ALL WORKS (AND FREEBIES TO GIVE OUT) SHOULD BE MAILED TO:
ITW PO BOX 4917 TEL AVIV, ISRAEL 61049
(THERE ARE NO SIZE LIMITATIONS, BUT PLEASE WRITE US ABOUT LARGER INSTALLATIONS PREVIOUSLY TO MAILING THEM OFF).
Match between Phantom Street Artist & Shepard Fairey!

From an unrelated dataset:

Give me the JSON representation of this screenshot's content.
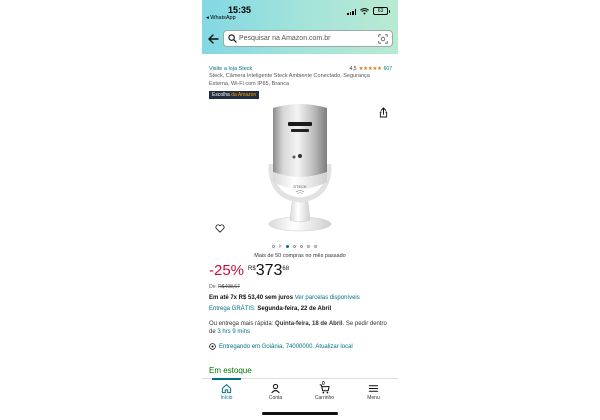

“Jack’d in da Hood” has a jumbo beef with Shepherd Fairey and Obey Giant Art, Inc. “They’re exploitive media whores jacking references from historic cultures for their own selfish interests. The Phantom Street Artist explains Shepard Fairey “does not represent the voice of the populace but he is the voice of the Elitist Media disguised.” He is nothing other then a consumer being consumed buying media time buying publicity buying legal representation to justify his infringed violations buying everything to present himself as a legit street artist. The Phantom Street Artist goes on to explain, that Modern mass media, Network, museums and galleries are often historically used by hegemonic institutions to seduce public and popular opinion. Shepard Fairey recent Retrospective at the Institute of Contemporary Art in Boston on February 6th 2009 is an example of a conjured 20 year retrospective. The ICA was once a reputable Museum which has chosen to support over a decade of Fairey's unapologetic infringed actions. The Phantom Street Artist was quoted in review of my performance as a cultural critique whether it be a staged act or a fight in the cage interest is interested in initiating a debate which critically goes beyond the valuation of a given work of art, forcing one to question, modify, develop, refine one's own independent value system. “It is a sign of the degeneration of our society and culture which is beingconformed by mediocrity by the likes of Shepard Fairey and OBEY as well as hispublication SWINDLE as the true life metaphor to inveigle beliefs systems andvalues all in the interest of mammon.”